Cross - country riding
Eventing discipline requires first of all a high level of horsemanship.
Although the three phases of eventing are of equal importance, the cross-country is often the main reason for riders to partecipate in this discipline and is often the most dominant phase.
Rider and horse need a high level of skill in all three phases, but the most challenging within eventing is to link up the three phases so that the work complements and improves, rather than spoils, each phase. The eventing discipline is a high level of horsemanship and understanding of the horse’s basic training, that will achieve a high standard in each of the three disciplines, not separately, but together, which defines the skills of an event rider.
Cross-country riding will test the rider’s balance, judgement, courage, agility and quickness of reaction and horse’s courage, agility and obedience. To maintain the gallop regular is a main goal for obtaining a good performance.
A horse galloping in balance on a line in good rhythm is going to take less out of himself, run less risk of injury, be able to jump better and more economically and therefore save time. Devoloping his natural balance and rhythm will be of great benefit in the dressage work.
To achieve the above it is important that the horse is galloping true and using himself in the right way, and that the horse and rider feel comfortable together when galloping. Controlling the horse while galloping requires a deep communication between him and the rider, besides the good position and right use of aids. The rider should have a good rapport with horse through the reins: the soft and constant contact. The hands should be wise and know when they must leave the horse free to choose and use his body without any restriction and must be able to create a sense of balance.
Feeling and confidence are the basic quality of a good eventing pair. The bond that is created between the rider and his horse is really special.
As the cross-country is as inflential as the dressage and show jumping it should be practised to the same extent.

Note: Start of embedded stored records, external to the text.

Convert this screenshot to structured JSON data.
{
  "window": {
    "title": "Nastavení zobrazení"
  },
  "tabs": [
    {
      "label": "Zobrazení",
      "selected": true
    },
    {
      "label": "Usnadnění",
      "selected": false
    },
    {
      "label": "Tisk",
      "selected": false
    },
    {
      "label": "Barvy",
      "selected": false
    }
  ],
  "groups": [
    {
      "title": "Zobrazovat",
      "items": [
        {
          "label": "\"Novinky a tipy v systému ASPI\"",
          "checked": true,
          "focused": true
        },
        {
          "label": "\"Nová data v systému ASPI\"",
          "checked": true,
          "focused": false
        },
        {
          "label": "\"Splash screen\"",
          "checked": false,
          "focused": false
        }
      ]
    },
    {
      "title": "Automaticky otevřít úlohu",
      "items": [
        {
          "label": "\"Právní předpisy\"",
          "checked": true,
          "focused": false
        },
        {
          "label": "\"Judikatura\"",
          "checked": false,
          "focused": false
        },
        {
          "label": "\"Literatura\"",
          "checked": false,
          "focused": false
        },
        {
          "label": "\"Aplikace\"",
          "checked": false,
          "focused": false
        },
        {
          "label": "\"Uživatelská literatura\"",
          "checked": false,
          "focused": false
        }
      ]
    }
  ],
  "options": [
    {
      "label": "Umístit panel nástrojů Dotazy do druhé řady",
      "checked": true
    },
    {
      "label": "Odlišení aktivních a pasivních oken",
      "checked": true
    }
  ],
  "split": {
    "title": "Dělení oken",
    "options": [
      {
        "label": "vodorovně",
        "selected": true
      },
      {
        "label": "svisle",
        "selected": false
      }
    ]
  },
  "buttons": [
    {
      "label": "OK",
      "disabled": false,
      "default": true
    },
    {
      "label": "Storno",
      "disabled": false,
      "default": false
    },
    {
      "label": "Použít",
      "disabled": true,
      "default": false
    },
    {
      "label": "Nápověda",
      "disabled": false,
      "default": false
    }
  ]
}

By starting to practise this at slow speed and gradually building up the speed the rider should also develop a sense of what is the correct cross-country speed.